START RECORD EXTRACTS
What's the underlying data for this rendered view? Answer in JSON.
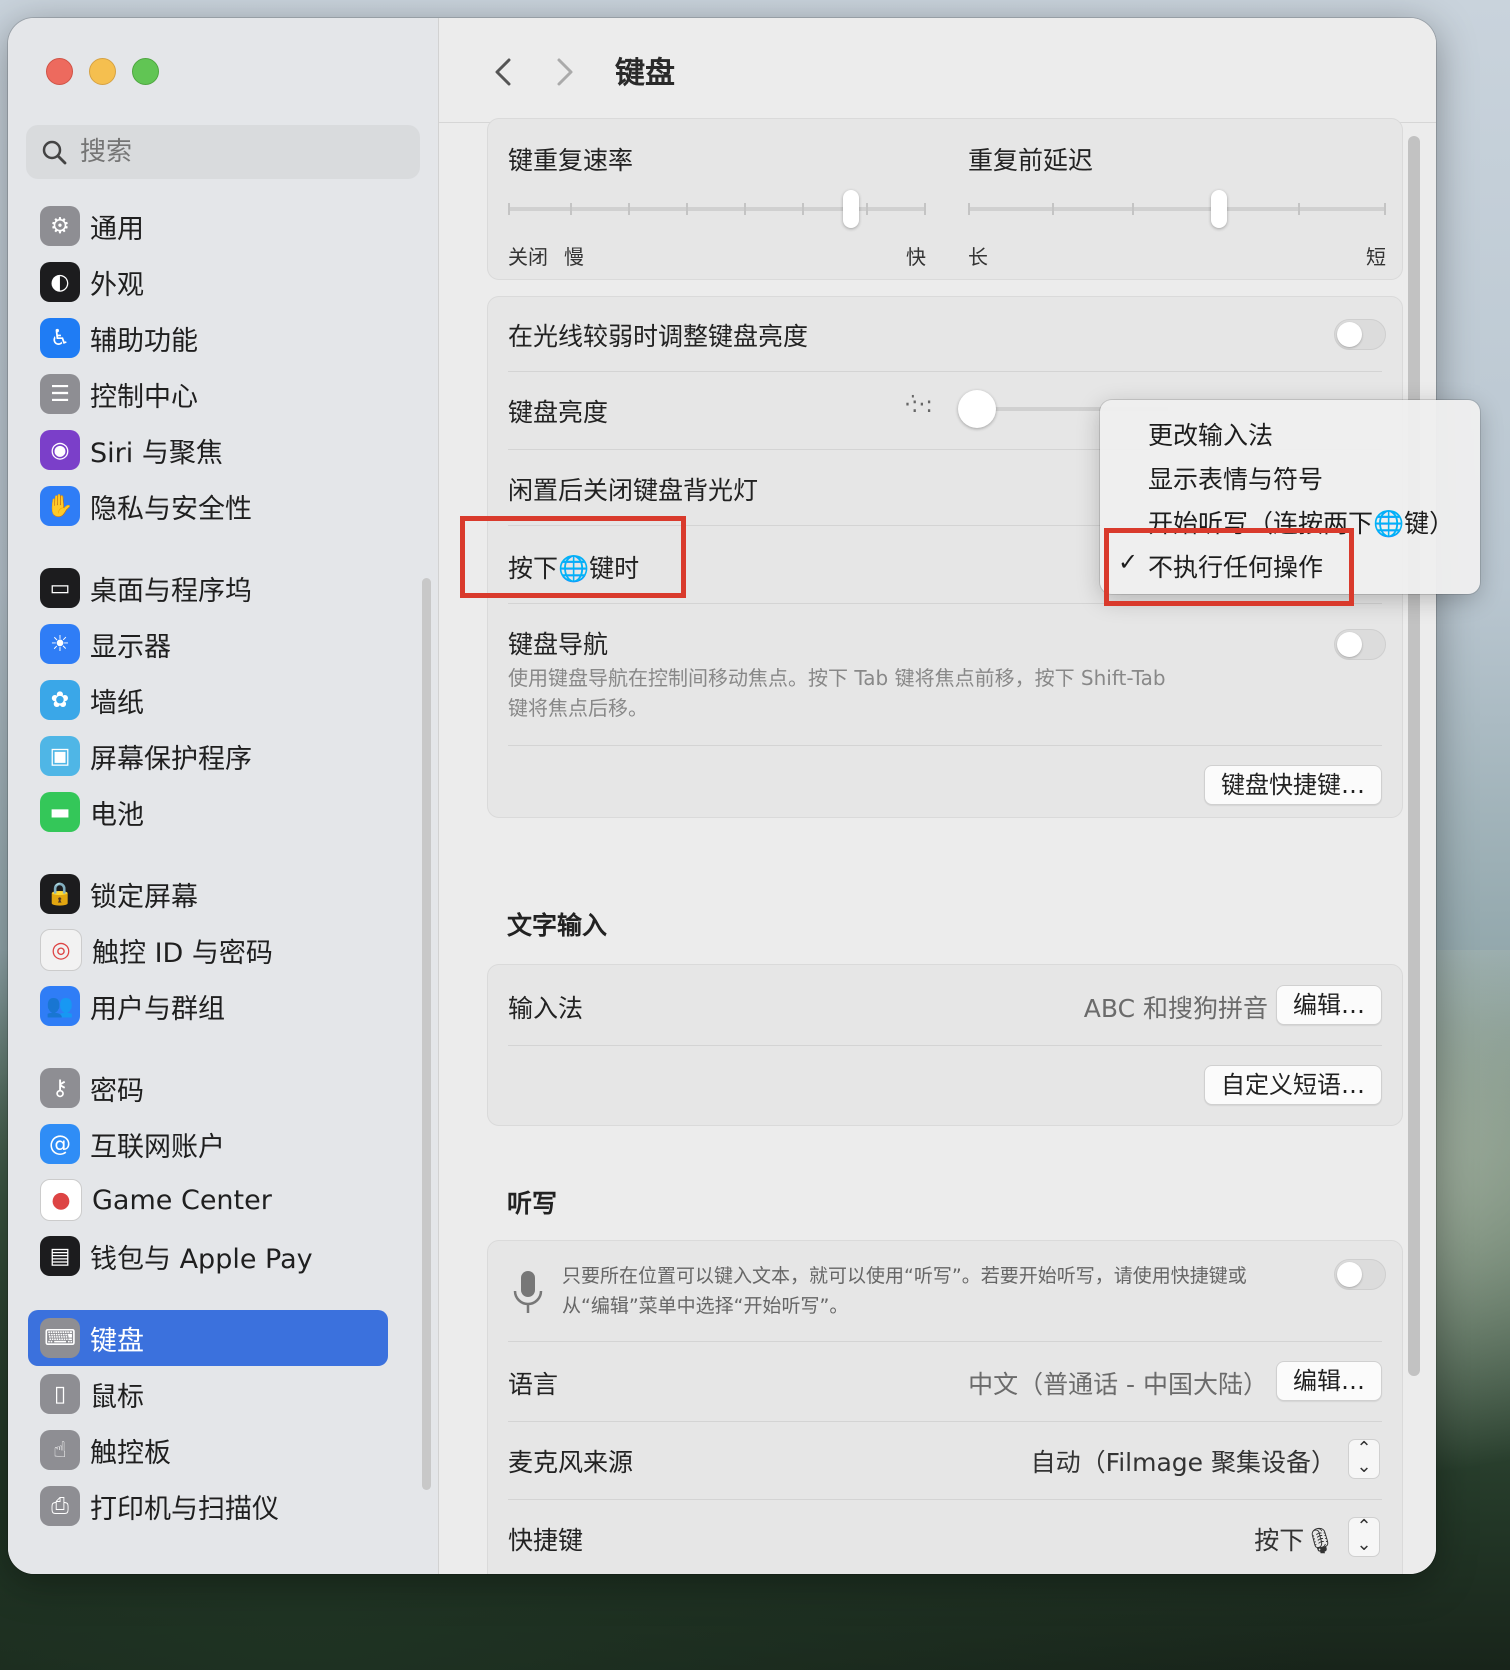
{
  "window": {
    "title": "键盘"
  },
  "sidebar": {
    "search_placeholder": "搜索",
    "groups": [
      [
        {
          "label": "通用",
          "icon": "gear-icon",
          "color": "#8e8e93"
        },
        {
          "label": "外观",
          "icon": "appearance-icon",
          "color": "#1c1c1e"
        },
        {
          "label": "辅助功能",
          "icon": "accessibility-icon",
          "color": "#1f7cf4"
        },
        {
          "label": "控制中心",
          "icon": "control-center-icon",
          "color": "#8e8e93"
        },
        {
          "label": "Siri 与聚焦",
          "icon": "siri-icon",
          "color": "#7b3fc9"
        },
        {
          "label": "隐私与安全性",
          "icon": "hand-icon",
          "color": "#2f7df6"
        }
      ],
      [
        {
          "label": "桌面与程序坞",
          "icon": "dock-icon",
          "color": "#1c1c1e"
        },
        {
          "label": "显示器",
          "icon": "sun-icon",
          "color": "#2f7df6"
        },
        {
          "label": "墙纸",
          "icon": "flower-icon",
          "color": "#3aa7e8"
        },
        {
          "label": "屏幕保护程序",
          "icon": "screensaver-icon",
          "color": "#4fb6e6"
        },
        {
          "label": "电池",
          "icon": "battery-icon",
          "color": "#34c759"
        }
      ],
      [
        {
          "label": "锁定屏幕",
          "icon": "lock-icon",
          "color": "#1c1c1e"
        },
        {
          "label": "触控 ID 与密码",
          "icon": "fingerprint-icon",
          "color": "#f2f2f2"
        },
        {
          "label": "用户与群组",
          "icon": "users-icon",
          "color": "#2f7df6"
        }
      ],
      [
        {
          "label": "密码",
          "icon": "key-icon",
          "color": "#8e8e93"
        },
        {
          "label": "互联网账户",
          "icon": "at-icon",
          "color": "#2f8df6"
        },
        {
          "label": "Game Center",
          "icon": "game-center-icon",
          "color": "#ffffff"
        },
        {
          "label": "钱包与 Apple Pay",
          "icon": "wallet-icon",
          "color": "#1c1c1e"
        }
      ],
      [
        {
          "label": "键盘",
          "icon": "keyboard-icon",
          "color": "#8e8e93",
          "selected": true
        },
        {
          "label": "鼠标",
          "icon": "mouse-icon",
          "color": "#8e8e93"
        },
        {
          "label": "触控板",
          "icon": "trackpad-icon",
          "color": "#8e8e93"
        },
        {
          "label": "打印机与扫描仪",
          "icon": "printer-icon",
          "color": "#8e8e93"
        }
      ]
    ]
  },
  "repeat": {
    "rate_label": "键重复速率",
    "delay_label": "重复前延迟",
    "rate_off": "关闭",
    "rate_slow": "慢",
    "rate_fast": "快",
    "delay_long": "长",
    "delay_short": "短",
    "rate_level": 0.82,
    "delay_level": 0.6
  },
  "brightness_group": {
    "auto_adjust_label": "在光线较弱时调整键盘亮度",
    "auto_adjust_on": false,
    "brightness_label": "键盘亮度",
    "brightness_level": 0.0,
    "backlight_off_label": "闲置后关闭键盘背光灯",
    "globe_key_label": "按下🌐键时",
    "nav_label": "键盘导航",
    "nav_on": false,
    "nav_desc_line1": "使用键盘导航在控制间移动焦点。按下 Tab 键将焦点前移，按下 Shift-Tab",
    "nav_desc_line2": "键将焦点后移。",
    "shortcuts_button": "键盘快捷键…"
  },
  "text_input": {
    "section_title": "文字输入",
    "input_sources_label": "输入法",
    "input_sources_value": "ABC 和搜狗拼音",
    "edit_button": "编辑…",
    "text_replacements_button": "自定义短语…"
  },
  "dictation": {
    "section_title": "听写",
    "description_line1": "只要所在位置可以键入文本，就可以使用“听写”。若要开始听写，请使用快捷键或",
    "description_line2": "从“编辑”菜单中选择“开始听写”。",
    "enabled": false,
    "language_label": "语言",
    "language_value": "中文（普通话 - 中国大陆）",
    "edit_button": "编辑…",
    "mic_source_label": "麦克风来源",
    "mic_source_value": "自动（Filmage 聚集设备）",
    "shortcut_label": "快捷键",
    "shortcut_value": "按下🎙"
  },
  "popup_menu": {
    "items": [
      "更改输入法",
      "显示表情与符号",
      "开始听写（连按两下🌐键）",
      "不执行任何操作"
    ],
    "checked_index": 3,
    "check_mark": "✓"
  }
}
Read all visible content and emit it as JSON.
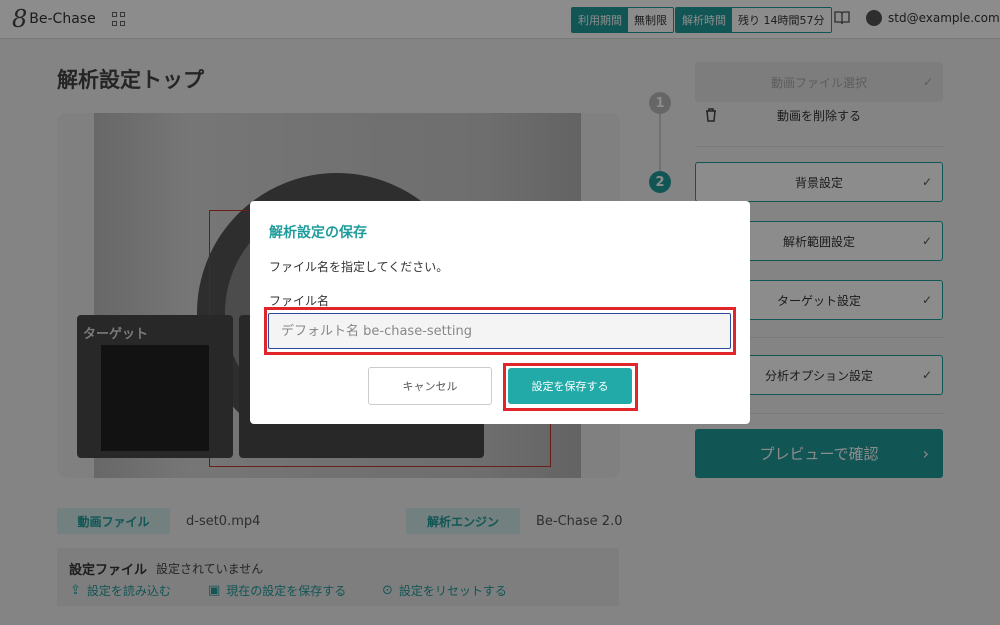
{
  "app": {
    "name": "Be-Chase",
    "logo_mark": "8"
  },
  "header": {
    "usage_period_label": "利用期間",
    "usage_period_value": "無制限",
    "analysis_time_label": "解析時間",
    "analysis_time_value": "残り 14時間57分",
    "user_email": "std@example.com"
  },
  "page": {
    "title": "解析設定トップ"
  },
  "preview": {
    "target_title": "ターゲット"
  },
  "steps": {
    "step1": "1",
    "step2": "2"
  },
  "sidebar": {
    "select_video": "動画ファイル選択",
    "delete_video": "動画を削除する",
    "background": "背景設定",
    "analysis_range": "解析範囲設定",
    "target": "ターゲット設定",
    "analysis_options": "分析オプション設定",
    "preview_confirm": "プレビューで確認",
    "check": "✓",
    "arrow": "›"
  },
  "bottom": {
    "video_file_label": "動画ファイル",
    "video_file_value": "d-set0.mp4",
    "engine_label": "解析エンジン",
    "engine_value": "Be-Chase 2.0",
    "settings_file_label": "設定ファイル",
    "settings_file_value": "設定されていません",
    "load_settings": "設定を読み込む",
    "save_current": "現在の設定を保存する",
    "reset_settings": "設定をリセットする"
  },
  "modal": {
    "title": "解析設定の保存",
    "description": "ファイル名を指定してください。",
    "field_label": "ファイル名",
    "input_placeholder": "デフォルト名 be-chase-setting",
    "input_value": "",
    "cancel": "キャンセル",
    "save": "設定を保存する"
  },
  "colors": {
    "accent": "#1f9c9c",
    "highlight": "#e0252b"
  },
  "icons": [
    "grid-icon",
    "book-icon",
    "user-icon",
    "trash-icon",
    "upload-icon",
    "save-icon",
    "reset-icon",
    "check-icon",
    "chevron-right-icon"
  ]
}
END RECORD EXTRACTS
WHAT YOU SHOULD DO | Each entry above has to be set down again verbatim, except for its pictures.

WRITTEN SOLUTION |
What's the underlying data for this rendered view? Answer in JSON.
{
  "window": {
    "title": "键盘"
  },
  "sidebar": {
    "search_placeholder": "搜索",
    "groups": [
      [
        {
          "label": "通用",
          "icon": "gear-icon",
          "color": "#8e8e93"
        },
        {
          "label": "外观",
          "icon": "appearance-icon",
          "color": "#1c1c1e"
        },
        {
          "label": "辅助功能",
          "icon": "accessibility-icon",
          "color": "#1f7cf4"
        },
        {
          "label": "控制中心",
          "icon": "control-center-icon",
          "color": "#8e8e93"
        },
        {
          "label": "Siri 与聚焦",
          "icon": "siri-icon",
          "color": "#7b3fc9"
        },
        {
          "label": "隐私与安全性",
          "icon": "hand-icon",
          "color": "#2f7df6"
        }
      ],
      [
        {
          "label": "桌面与程序坞",
          "icon": "dock-icon",
          "color": "#1c1c1e"
        },
        {
          "label": "显示器",
          "icon": "sun-icon",
          "color": "#2f7df6"
        },
        {
          "label": "墙纸",
          "icon": "flower-icon",
          "color": "#3aa7e8"
        },
        {
          "label": "屏幕保护程序",
          "icon": "screensaver-icon",
          "color": "#4fb6e6"
        },
        {
          "label": "电池",
          "icon": "battery-icon",
          "color": "#34c759"
        }
      ],
      [
        {
          "label": "锁定屏幕",
          "icon": "lock-icon",
          "color": "#1c1c1e"
        },
        {
          "label": "触控 ID 与密码",
          "icon": "fingerprint-icon",
          "color": "#f2f2f2"
        },
        {
          "label": "用户与群组",
          "icon": "users-icon",
          "color": "#2f7df6"
        }
      ],
      [
        {
          "label": "密码",
          "icon": "key-icon",
          "color": "#8e8e93"
        },
        {
          "label": "互联网账户",
          "icon": "at-icon",
          "color": "#2f8df6"
        },
        {
          "label": "Game Center",
          "icon": "game-center-icon",
          "color": "#ffffff"
        },
        {
          "label": "钱包与 Apple Pay",
          "icon": "wallet-icon",
          "color": "#1c1c1e"
        }
      ],
      [
        {
          "label": "键盘",
          "icon": "keyboard-icon",
          "color": "#8e8e93",
          "selected": true
        },
        {
          "label": "鼠标",
          "icon": "mouse-icon",
          "color": "#8e8e93"
        },
        {
          "label": "触控板",
          "icon": "trackpad-icon",
          "color": "#8e8e93"
        },
        {
          "label": "打印机与扫描仪",
          "icon": "printer-icon",
          "color": "#8e8e93"
        }
      ]
    ]
  },
  "repeat": {
    "rate_label": "键重复速率",
    "delay_label": "重复前延迟",
    "rate_off": "关闭",
    "rate_slow": "慢",
    "rate_fast": "快",
    "delay_long": "长",
    "delay_short": "短",
    "rate_level": 0.82,
    "delay_level": 0.6
  },
  "brightness_group": {
    "auto_adjust_label": "在光线较弱时调整键盘亮度",
    "auto_adjust_on": false,
    "brightness_label": "键盘亮度",
    "brightness_level": 0.0,
    "backlight_off_label": "闲置后关闭键盘背光灯",
    "globe_key_label": "按下🌐键时",
    "nav_label": "键盘导航",
    "nav_on": false,
    "nav_desc_line1": "使用键盘导航在控制间移动焦点。按下 Tab 键将焦点前移，按下 Shift-Tab",
    "nav_desc_line2": "键将焦点后移。",
    "shortcuts_button": "键盘快捷键…"
  },
  "text_input": {
    "section_title": "文字输入",
    "input_sources_label": "输入法",
    "input_sources_value": "ABC 和搜狗拼音",
    "edit_button": "编辑…",
    "text_replacements_button": "自定义短语…"
  },
  "dictation": {
    "section_title": "听写",
    "description_line1": "只要所在位置可以键入文本，就可以使用“听写”。若要开始听写，请使用快捷键或",
    "description_line2": "从“编辑”菜单中选择“开始听写”。",
    "enabled": false,
    "language_label": "语言",
    "language_value": "中文（普通话 - 中国大陆）",
    "edit_button": "编辑…",
    "mic_source_label": "麦克风来源",
    "mic_source_value": "自动（Filmage 聚集设备）",
    "shortcut_label": "快捷键",
    "shortcut_value": "按下🎙"
  },
  "popup_menu": {
    "items": [
      "更改输入法",
      "显示表情与符号",
      "开始听写（连按两下🌐键）",
      "不执行任何操作"
    ],
    "checked_index": 3,
    "check_mark": "✓"
  }
}
Read all visible content and emit it as JSON.
{
  "app": {
    "name": "Be-Chase",
    "logo_mark": "8"
  },
  "header": {
    "usage_period_label": "利用期間",
    "usage_period_value": "無制限",
    "analysis_time_label": "解析時間",
    "analysis_time_value": "残り 14時間57分",
    "user_email": "std@example.com"
  },
  "page": {
    "title": "解析設定トップ"
  },
  "preview": {
    "target_title": "ターゲット"
  },
  "steps": {
    "step1": "1",
    "step2": "2"
  },
  "sidebar": {
    "select_video": "動画ファイル選択",
    "delete_video": "動画を削除する",
    "background": "背景設定",
    "analysis_range": "解析範囲設定",
    "target": "ターゲット設定",
    "analysis_options": "分析オプション設定",
    "preview_confirm": "プレビューで確認",
    "check": "✓",
    "arrow": "›"
  },
  "bottom": {
    "video_file_label": "動画ファイル",
    "video_file_value": "d-set0.mp4",
    "engine_label": "解析エンジン",
    "engine_value": "Be-Chase 2.0",
    "settings_file_label": "設定ファイル",
    "settings_file_value": "設定されていません",
    "load_settings": "設定を読み込む",
    "save_current": "現在の設定を保存する",
    "reset_settings": "設定をリセットする"
  },
  "modal": {
    "title": "解析設定の保存",
    "description": "ファイル名を指定してください。",
    "field_label": "ファイル名",
    "input_placeholder": "デフォルト名 be-chase-setting",
    "input_value": "",
    "cancel": "キャンセル",
    "save": "設定を保存する"
  },
  "colors": {
    "accent": "#1f9c9c",
    "highlight": "#e0252b"
  },
  "icons": [
    "grid-icon",
    "book-icon",
    "user-icon",
    "trash-icon",
    "upload-icon",
    "save-icon",
    "reset-icon",
    "check-icon",
    "chevron-right-icon"
  ]
}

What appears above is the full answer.